Weeks before the dreadfully familiar odour of fries being cooked assailed the olfactory organs of Glebe a wildfire rumour swept the suburb. It was on everyone’s lips; (more’s the pity, but better than our hips!) ‘Were the golden arches really to rise over Glebe?’

It made its insidious way to the Glebe Society committee meeting, which is where I first heard it, but the all-pervasive ignorance it encountered there did nothing to calm anyone’s trepidation. By chance I’d been walking past the empty premises in the Valhalla building a few days earlier and seen a considerable number of people milling about. They were both inside and outside the said shop-front where formerly a Japanese restaurant had traded. I surmised that they were probably sales agents, for the gathering had all the hallmarks of real-estate caravanserai.

That idea sustained my hopes for a short while, for like many others I consider that the sight of empty shop-fronts reduces the vibrancy of the ‘high street’ and can herald the onset of a trading downturn. This is something that nobody wants, especially in an area where the ambience and hence attraction of the area to visitors from other parts of Sydney hinges upon the vibrancy and excitement of a busy buzzing streetscape.

Someone with a more extensive spy-network than mine indicated that it was said to be a ‘Maccas-in-disguise’, and like the outlet adjacent to RPA in Camperdown, wouldn’t display the well-known trademark logo and was likely to serve ‘healthy’ alternative menu items such as wraps and juice. We agreed that the transformation of the Missenden Rd outlet was basically a good thing, given its proximity to the health services, but even this didn’t sooth the rising level of concern. While active businesses, trading locally, were definitely to be and encouraged, doubt still remained. It was decided to keep a ‘watching brief’.

The following week a short flyer from the multi-national itself popped up in my letter box. As I live a mere hop, step and jump from the location I assumed that this was in lieu of a Council DA notification, and intended to calm the rising angst among locals. It did little to reassure however. Admittedly it did indicate that, as rumour also had it, the premises were only to function as a food outlet for three days, but somehow that exacerbated my doubts. After all, it could be just the thin edge of the wedge, (further apologies to you, sensitive reader) and if it was successful, could it lead to a full scale onslaught?

Protester showing leaflet given to potential Macdonalds customers (Source: ‘McDonalds, not on our corner – Glebe’).
Protester showing leaflet given to potential Macdonalds customers (Source: ‘McDonalds, not on our corner – Glebe’).
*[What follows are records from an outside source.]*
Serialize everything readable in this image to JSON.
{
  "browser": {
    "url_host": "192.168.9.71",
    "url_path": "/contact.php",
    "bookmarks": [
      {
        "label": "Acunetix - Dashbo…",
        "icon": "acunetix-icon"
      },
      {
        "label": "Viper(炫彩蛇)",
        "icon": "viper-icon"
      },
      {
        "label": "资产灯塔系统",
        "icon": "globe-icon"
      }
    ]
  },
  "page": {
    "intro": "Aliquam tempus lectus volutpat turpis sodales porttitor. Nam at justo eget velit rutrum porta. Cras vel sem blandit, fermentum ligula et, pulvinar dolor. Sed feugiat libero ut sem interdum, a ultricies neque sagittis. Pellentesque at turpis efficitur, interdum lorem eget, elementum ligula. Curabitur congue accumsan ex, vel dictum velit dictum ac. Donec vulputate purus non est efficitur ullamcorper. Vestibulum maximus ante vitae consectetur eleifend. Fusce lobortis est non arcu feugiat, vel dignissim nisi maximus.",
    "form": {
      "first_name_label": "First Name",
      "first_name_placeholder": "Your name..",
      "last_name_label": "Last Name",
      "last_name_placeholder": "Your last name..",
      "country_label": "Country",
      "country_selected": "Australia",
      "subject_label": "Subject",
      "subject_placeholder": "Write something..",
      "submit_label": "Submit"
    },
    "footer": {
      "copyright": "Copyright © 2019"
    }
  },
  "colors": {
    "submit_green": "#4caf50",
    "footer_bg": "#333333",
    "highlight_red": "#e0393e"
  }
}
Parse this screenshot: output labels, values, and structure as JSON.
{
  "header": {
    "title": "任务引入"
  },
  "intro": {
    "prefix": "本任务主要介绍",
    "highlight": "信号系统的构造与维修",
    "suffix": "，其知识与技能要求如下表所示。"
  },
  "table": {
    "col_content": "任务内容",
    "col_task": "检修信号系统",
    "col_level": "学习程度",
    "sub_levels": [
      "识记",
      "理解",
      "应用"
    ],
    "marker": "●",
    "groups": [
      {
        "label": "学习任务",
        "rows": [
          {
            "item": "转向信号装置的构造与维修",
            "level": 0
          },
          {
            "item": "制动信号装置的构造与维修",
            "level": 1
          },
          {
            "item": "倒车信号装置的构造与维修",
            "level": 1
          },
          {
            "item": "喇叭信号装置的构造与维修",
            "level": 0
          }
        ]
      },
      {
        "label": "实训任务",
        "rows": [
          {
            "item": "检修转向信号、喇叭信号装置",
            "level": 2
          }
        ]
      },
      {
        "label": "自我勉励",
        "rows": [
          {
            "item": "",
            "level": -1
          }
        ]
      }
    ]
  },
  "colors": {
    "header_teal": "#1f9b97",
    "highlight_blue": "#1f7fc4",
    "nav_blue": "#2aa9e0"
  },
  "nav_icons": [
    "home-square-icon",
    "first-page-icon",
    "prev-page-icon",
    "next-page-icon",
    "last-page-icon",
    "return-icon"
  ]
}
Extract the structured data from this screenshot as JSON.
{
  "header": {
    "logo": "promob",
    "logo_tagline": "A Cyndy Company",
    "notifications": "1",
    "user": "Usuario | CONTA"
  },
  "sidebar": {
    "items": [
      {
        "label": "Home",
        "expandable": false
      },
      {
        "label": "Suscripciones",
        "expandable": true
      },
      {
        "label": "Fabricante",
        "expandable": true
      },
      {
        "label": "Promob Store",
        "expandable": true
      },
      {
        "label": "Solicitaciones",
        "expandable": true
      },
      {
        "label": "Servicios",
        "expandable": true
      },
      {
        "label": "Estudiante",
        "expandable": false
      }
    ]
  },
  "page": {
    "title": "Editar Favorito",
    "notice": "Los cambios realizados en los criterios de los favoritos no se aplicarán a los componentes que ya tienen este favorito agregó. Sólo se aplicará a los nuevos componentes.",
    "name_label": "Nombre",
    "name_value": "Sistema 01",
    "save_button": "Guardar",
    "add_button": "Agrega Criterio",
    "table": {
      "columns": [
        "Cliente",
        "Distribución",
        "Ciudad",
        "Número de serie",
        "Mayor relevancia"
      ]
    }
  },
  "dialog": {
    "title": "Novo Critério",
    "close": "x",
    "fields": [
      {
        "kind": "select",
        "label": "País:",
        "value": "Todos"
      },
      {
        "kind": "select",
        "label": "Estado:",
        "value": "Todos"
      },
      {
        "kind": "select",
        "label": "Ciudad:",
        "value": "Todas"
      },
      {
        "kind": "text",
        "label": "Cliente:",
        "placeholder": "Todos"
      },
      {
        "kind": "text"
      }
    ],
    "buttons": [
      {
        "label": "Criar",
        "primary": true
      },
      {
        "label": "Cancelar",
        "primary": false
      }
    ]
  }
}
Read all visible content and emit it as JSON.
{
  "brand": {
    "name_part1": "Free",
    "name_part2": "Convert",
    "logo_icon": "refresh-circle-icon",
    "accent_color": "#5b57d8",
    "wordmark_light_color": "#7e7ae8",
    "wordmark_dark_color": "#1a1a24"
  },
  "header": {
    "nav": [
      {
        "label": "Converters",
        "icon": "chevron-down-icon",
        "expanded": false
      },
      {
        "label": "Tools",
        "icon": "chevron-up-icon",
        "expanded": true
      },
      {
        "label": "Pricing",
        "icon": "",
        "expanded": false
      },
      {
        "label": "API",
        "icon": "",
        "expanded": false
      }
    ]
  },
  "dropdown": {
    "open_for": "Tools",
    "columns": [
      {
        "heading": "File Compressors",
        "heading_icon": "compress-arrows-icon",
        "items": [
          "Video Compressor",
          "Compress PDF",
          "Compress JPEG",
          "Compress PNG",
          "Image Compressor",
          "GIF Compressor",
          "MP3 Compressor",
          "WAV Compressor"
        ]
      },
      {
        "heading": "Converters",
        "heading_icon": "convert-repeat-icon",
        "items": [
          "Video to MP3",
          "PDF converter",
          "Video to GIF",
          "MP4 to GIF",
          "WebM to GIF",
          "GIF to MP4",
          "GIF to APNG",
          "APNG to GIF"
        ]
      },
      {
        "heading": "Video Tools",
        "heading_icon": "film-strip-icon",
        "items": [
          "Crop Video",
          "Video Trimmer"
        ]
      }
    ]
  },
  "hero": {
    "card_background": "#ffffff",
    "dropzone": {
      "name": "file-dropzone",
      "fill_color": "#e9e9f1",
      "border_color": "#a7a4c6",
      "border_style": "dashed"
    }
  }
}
Next day, before ‘trading’ began, a few slightly manic people gathered on the pavement opposite the premises, where it was evident that preparations for the weekend were far advanced – windows blacked out, machines being installed and people hurrying in and out.

Led by a community activist, the small group – which included school age children bearing signs indicating they ‘love Glebe’ – was joined by several local baristas and a city councillor for a photo opportunity. The image and story was published in the Sydney Morning Herald next day, but still the confrontation loomed.

So the feared Friday arrived. An elderly gentleman almost battered down the door of the Glebe City of Sydney Service Centre at 9am on the day demanding that they close down the outlet immediately, now open for business under the temporary signage ‘Fries with That’. Apparently they weren’t ‘the kind of people that our ‘kind of people’ want in Glebe’.

As the premises carried Council approval as a licensed food outlet there was nothing to be done.

So people passed by and many were persuaded to try the free fries and give their opinions on the several sample sauces on offer. When questioned about any ongoing intentions the multi-national may have for the site, the young PR person, who had clearly had insufficient sleep the night before, as she was beset by continuous yawning during our conversation, couldn’t provide a definitive answer either. Meanwhile, concerned locals handed out flyers identifying the multitude of coffee shops and restaurants – mostly small businesses – which already provided good service and could potentially be disadvantaged by the increased competition a multi-national might provide.

That night after activity had ceased some intemperate and cowardly person chose to express his/her opposition to the temporary development by hurling a brick through its window. This was indeed unfortunate and illegal and caused unnecessary expense and anxiety for the owners of the premises in which the ‘pop-up’ had materialised. However, the responsibility for this vandalism does not rest solely with the misguided perpetrator.

Had McDonalds’ chosen to clearly inform the community of their intentions, that it was to be a market research initiative to test new product, the unfortunate action may never have been taken. The mild hysteria generated could have been averted, and perhaps more respect for a business that is clearly trying to ‘clean up’ its act and respond to widespread community health concerns may well have been enhanced. But on the other hand, I wonder whether the PR industry still believes the legendary marketing guru who was supposed to have opined that ‘any publicity is good publicity’.